> **Your instructions**: Within the material below, find each line bearing the word "Close" and present it.

> **The input**:
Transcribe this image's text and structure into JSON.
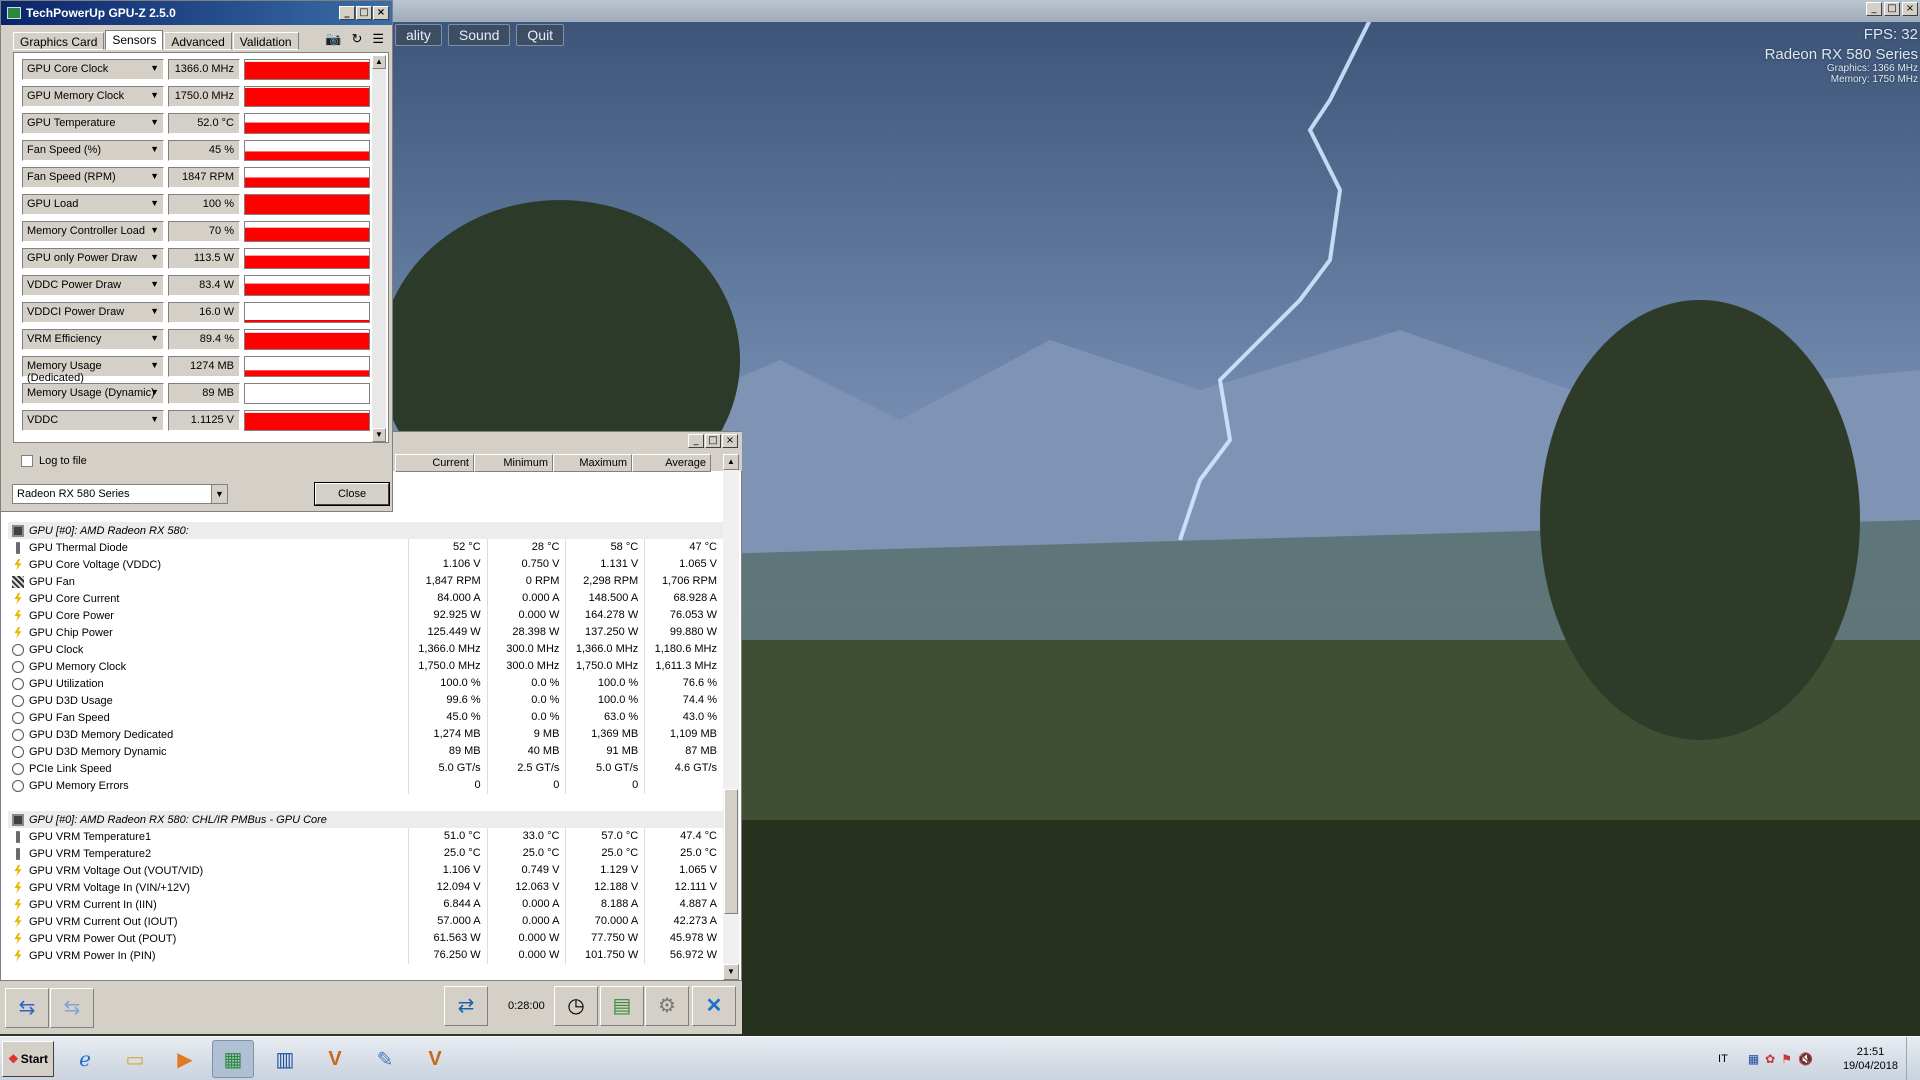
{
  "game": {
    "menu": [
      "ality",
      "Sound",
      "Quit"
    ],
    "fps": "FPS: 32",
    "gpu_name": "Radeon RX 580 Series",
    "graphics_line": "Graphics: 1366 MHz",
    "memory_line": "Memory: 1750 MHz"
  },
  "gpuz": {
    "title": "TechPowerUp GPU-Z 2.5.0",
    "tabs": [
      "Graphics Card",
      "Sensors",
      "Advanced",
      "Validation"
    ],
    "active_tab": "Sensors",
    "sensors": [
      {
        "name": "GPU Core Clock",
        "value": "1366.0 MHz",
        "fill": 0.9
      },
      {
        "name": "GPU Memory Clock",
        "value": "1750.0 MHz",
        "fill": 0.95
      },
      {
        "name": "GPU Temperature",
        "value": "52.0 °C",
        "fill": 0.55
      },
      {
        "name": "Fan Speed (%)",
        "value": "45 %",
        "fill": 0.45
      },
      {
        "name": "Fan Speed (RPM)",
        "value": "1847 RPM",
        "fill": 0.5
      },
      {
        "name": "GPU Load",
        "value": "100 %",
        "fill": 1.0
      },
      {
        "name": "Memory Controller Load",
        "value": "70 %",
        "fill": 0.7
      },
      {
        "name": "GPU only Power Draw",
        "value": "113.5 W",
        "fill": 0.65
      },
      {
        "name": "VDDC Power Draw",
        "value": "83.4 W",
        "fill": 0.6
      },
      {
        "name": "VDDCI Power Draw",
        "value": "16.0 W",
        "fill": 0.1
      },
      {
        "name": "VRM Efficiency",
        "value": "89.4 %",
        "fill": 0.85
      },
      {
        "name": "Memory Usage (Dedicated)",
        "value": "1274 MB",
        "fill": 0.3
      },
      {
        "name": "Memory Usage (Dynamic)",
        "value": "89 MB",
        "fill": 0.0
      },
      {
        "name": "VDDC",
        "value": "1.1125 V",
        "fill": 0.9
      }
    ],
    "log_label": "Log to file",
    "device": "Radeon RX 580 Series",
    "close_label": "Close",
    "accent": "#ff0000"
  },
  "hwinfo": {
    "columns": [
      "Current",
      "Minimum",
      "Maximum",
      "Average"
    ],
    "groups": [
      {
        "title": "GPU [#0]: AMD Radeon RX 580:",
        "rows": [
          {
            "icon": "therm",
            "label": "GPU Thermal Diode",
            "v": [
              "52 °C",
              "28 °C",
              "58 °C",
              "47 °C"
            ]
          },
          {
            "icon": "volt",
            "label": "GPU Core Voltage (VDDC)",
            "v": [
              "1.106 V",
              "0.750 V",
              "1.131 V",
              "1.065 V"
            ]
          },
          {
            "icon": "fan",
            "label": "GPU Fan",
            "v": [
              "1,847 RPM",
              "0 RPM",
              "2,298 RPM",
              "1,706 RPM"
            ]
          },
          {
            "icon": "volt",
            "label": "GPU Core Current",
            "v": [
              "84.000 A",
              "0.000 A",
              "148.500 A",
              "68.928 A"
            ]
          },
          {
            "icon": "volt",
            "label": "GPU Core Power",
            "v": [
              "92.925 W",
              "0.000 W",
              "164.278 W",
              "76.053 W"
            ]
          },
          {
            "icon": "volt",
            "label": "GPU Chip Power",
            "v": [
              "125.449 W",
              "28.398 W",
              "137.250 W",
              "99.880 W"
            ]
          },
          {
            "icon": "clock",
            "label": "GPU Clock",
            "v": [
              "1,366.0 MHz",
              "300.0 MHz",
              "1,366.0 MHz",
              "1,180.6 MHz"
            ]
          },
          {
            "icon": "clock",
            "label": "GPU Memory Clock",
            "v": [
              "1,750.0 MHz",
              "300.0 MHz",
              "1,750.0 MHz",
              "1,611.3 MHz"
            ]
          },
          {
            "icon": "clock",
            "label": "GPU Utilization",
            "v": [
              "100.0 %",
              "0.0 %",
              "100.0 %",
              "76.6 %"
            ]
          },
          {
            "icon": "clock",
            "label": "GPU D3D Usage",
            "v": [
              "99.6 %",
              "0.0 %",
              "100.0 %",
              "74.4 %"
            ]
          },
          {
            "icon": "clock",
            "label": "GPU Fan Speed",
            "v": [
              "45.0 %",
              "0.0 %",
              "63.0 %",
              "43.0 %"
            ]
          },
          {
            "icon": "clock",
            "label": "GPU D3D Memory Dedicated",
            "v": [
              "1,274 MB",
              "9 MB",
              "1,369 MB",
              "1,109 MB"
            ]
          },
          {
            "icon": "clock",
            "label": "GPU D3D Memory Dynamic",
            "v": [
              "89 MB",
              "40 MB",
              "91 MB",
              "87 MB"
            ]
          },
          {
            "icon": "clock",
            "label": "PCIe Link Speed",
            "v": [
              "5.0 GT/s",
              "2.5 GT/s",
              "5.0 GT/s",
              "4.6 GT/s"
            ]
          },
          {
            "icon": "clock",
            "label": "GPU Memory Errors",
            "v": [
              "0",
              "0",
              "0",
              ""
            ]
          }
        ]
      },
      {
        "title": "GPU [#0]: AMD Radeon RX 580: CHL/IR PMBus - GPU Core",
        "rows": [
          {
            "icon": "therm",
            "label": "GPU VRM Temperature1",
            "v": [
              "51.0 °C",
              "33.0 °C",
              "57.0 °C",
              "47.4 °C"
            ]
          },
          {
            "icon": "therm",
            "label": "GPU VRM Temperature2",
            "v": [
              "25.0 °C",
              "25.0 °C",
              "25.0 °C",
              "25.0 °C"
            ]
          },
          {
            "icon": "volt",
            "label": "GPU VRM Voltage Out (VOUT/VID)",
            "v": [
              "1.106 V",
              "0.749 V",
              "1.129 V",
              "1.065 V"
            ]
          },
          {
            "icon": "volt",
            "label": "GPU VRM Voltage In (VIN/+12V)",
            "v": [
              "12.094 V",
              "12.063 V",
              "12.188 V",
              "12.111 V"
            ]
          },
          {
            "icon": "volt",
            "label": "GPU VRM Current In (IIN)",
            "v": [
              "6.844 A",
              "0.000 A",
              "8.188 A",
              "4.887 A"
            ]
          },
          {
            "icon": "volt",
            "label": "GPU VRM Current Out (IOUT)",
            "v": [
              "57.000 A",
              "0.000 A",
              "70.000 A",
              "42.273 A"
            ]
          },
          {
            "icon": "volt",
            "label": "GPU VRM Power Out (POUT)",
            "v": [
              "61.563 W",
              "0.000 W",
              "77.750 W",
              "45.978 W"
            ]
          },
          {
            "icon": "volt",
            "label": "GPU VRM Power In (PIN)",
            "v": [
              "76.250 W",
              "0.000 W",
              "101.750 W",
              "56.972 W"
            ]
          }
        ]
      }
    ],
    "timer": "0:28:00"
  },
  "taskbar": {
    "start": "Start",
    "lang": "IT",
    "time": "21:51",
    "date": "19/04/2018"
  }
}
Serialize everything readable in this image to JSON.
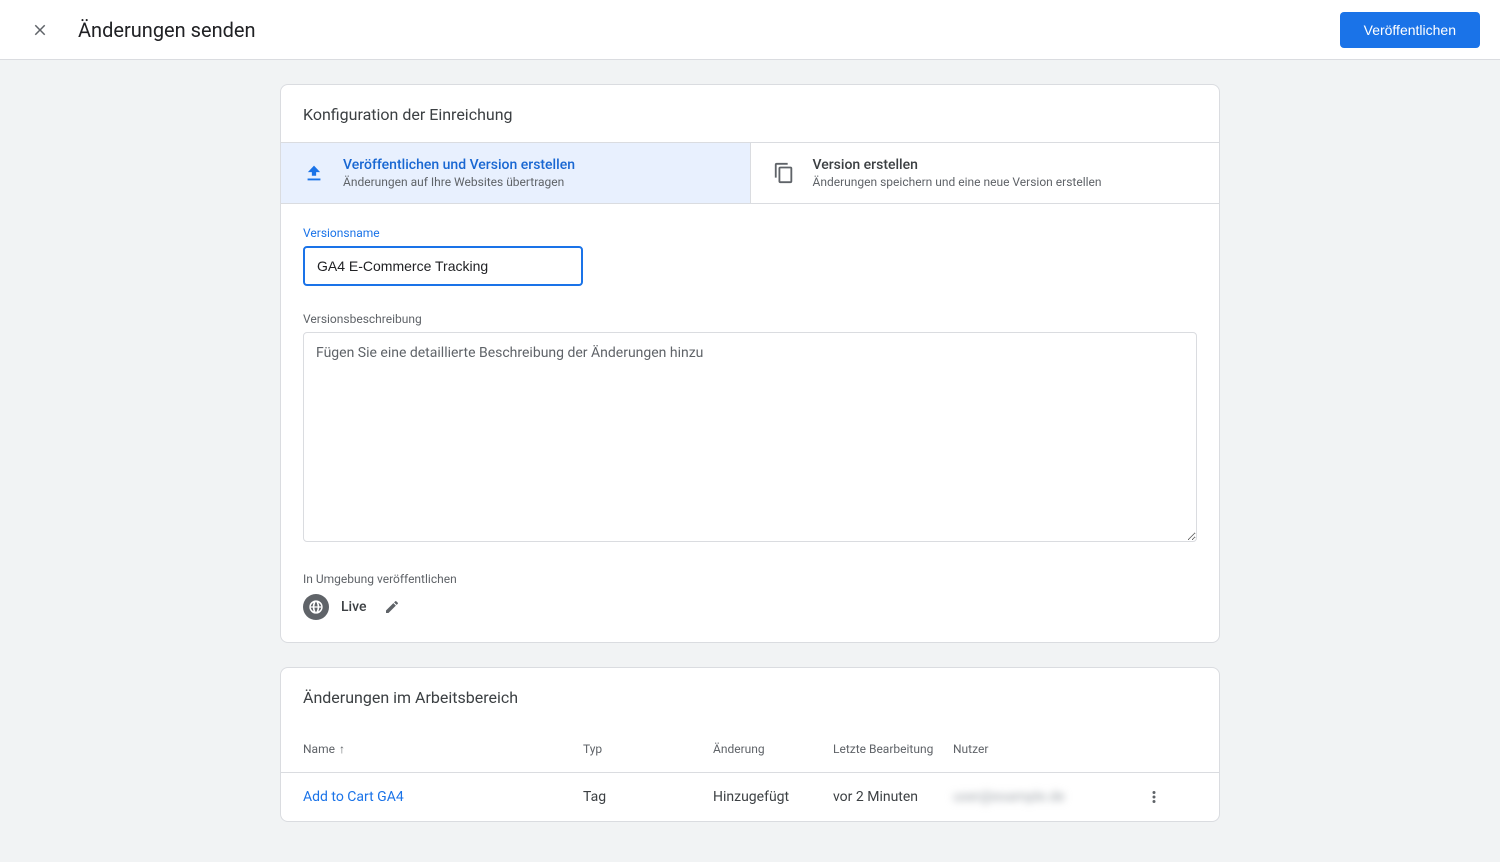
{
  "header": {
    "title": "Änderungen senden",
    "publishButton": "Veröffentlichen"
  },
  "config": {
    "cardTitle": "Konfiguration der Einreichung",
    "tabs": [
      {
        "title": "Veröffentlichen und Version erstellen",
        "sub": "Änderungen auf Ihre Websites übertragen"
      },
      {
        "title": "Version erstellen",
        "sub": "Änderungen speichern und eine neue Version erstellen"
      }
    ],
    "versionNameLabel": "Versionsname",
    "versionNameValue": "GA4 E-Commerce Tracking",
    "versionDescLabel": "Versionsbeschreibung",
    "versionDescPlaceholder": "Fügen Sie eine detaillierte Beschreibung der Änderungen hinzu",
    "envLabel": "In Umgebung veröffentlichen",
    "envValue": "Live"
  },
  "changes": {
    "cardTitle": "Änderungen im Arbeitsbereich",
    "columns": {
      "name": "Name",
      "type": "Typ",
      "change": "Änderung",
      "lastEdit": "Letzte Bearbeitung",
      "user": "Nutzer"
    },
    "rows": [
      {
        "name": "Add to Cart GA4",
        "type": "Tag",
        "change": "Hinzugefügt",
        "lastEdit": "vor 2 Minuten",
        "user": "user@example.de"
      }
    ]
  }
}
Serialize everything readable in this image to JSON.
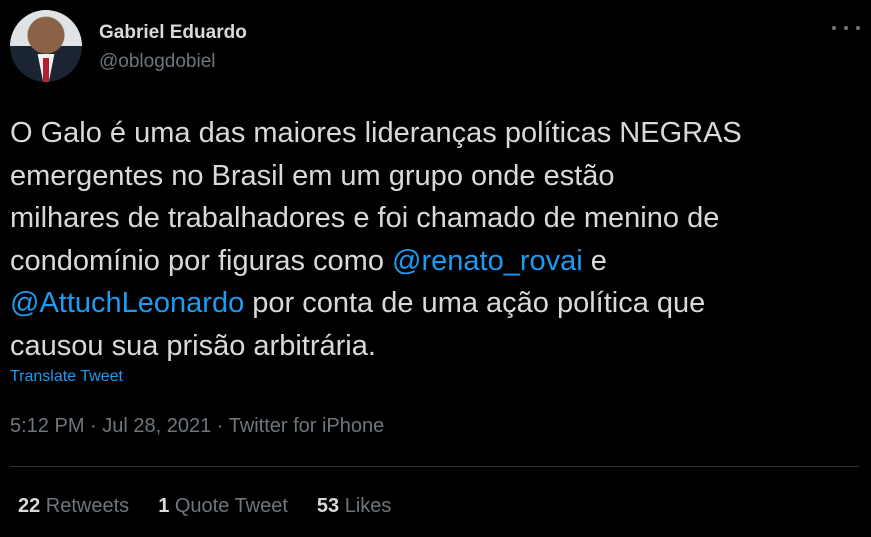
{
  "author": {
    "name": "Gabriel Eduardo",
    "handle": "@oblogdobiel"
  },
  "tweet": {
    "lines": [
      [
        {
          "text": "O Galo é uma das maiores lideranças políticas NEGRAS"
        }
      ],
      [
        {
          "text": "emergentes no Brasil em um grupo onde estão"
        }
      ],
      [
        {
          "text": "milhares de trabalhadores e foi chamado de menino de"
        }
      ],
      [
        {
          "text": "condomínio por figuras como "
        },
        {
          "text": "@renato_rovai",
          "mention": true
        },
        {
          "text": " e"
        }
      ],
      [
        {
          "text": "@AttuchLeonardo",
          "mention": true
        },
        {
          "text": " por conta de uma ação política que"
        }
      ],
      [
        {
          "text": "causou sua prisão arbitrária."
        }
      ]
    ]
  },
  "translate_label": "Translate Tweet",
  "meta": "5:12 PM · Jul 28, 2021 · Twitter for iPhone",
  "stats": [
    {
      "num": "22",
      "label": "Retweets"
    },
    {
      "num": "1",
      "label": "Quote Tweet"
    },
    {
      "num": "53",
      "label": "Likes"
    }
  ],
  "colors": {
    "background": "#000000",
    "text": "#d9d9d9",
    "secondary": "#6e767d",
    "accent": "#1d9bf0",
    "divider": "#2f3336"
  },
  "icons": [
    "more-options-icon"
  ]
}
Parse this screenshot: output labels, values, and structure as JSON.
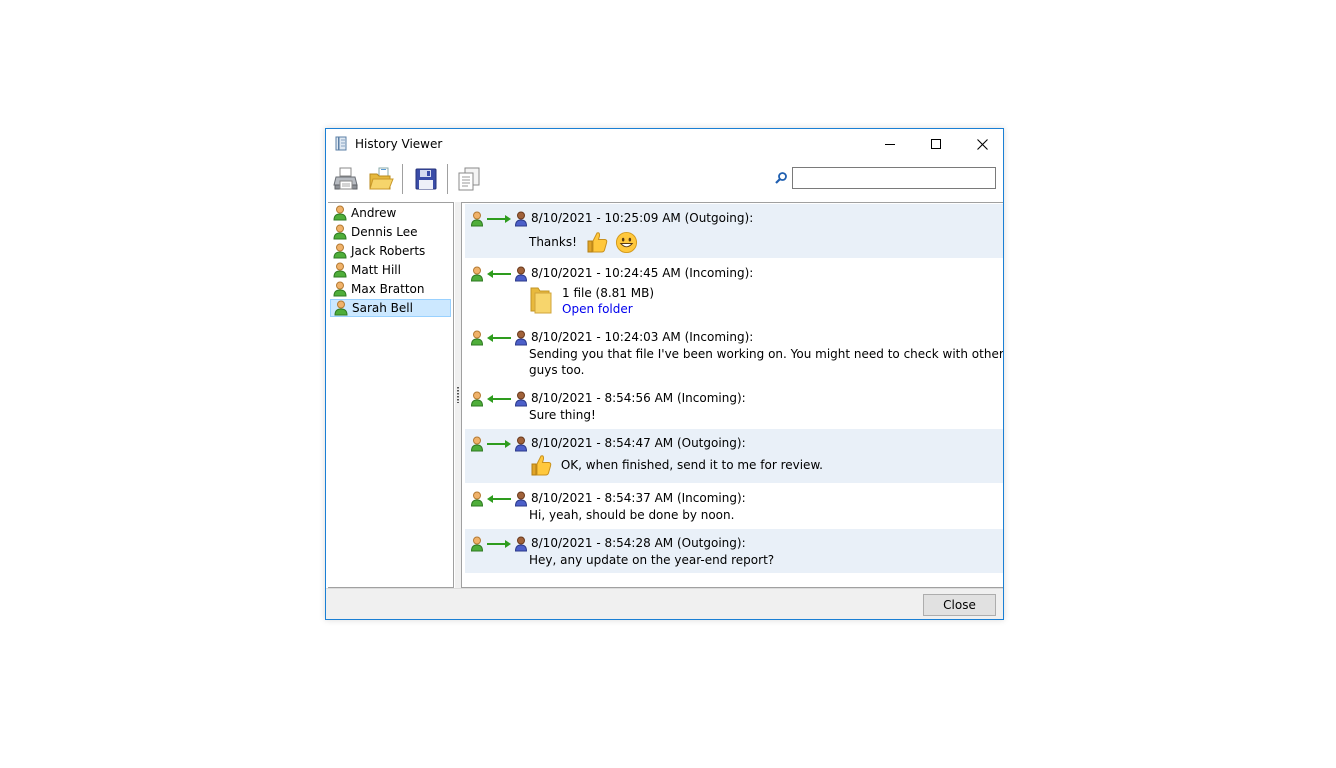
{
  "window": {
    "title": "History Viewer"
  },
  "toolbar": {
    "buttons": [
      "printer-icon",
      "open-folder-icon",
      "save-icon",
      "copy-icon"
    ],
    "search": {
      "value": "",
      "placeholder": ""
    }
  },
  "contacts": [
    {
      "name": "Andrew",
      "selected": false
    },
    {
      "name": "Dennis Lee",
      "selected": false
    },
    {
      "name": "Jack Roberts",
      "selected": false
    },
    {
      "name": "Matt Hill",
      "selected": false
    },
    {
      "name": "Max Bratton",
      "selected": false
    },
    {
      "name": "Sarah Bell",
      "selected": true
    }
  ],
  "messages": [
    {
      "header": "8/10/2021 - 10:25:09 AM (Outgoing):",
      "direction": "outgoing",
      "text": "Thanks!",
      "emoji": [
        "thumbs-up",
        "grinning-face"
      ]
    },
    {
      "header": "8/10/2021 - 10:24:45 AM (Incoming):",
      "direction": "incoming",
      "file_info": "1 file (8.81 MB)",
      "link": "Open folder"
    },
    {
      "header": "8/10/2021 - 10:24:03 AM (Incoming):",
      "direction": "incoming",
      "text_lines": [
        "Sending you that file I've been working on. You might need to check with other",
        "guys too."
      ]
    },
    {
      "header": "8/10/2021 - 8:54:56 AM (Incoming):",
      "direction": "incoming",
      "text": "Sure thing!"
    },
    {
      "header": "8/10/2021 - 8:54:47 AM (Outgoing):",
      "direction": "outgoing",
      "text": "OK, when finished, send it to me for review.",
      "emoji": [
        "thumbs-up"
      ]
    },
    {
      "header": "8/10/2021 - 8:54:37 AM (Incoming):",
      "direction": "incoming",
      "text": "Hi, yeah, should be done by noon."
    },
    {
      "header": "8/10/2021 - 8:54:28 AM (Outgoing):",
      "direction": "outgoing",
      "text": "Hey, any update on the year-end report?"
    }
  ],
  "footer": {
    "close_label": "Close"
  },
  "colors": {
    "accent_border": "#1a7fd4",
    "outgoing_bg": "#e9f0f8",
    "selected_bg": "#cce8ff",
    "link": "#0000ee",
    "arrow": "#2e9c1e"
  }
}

> **Solved problem**:
    "close_label": "Close",
    "close_label": "Close"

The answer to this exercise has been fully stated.